Entries from a dataset of interfaces
***

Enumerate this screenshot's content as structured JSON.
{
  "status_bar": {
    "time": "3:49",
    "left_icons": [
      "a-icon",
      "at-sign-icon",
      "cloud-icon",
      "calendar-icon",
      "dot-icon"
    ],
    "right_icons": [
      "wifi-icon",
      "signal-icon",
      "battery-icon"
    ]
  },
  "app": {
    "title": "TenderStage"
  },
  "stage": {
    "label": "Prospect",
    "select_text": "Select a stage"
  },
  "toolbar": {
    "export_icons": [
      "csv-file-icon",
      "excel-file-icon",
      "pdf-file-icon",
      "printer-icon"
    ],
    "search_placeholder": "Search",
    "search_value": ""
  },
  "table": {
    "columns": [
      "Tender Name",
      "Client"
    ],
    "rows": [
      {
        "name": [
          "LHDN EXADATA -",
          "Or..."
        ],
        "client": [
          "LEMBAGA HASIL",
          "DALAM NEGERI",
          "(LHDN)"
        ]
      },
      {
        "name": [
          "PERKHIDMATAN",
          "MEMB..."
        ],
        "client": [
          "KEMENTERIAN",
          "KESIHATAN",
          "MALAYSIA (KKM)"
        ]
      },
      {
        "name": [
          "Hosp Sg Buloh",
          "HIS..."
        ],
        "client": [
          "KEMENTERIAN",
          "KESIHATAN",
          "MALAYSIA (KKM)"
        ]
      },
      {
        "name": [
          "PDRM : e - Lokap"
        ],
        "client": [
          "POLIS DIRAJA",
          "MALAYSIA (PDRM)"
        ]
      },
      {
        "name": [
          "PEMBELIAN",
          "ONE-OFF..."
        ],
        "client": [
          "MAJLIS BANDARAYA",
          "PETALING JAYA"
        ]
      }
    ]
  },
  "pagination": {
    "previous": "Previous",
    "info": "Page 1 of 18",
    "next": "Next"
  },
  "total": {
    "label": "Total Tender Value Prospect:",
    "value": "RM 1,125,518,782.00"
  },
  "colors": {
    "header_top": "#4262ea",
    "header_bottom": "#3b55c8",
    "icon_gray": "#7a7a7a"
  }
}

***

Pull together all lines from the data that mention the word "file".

Response to the exercise:
      "csv-file-icon",
      "excel-file-icon",
      "pdf-file-icon",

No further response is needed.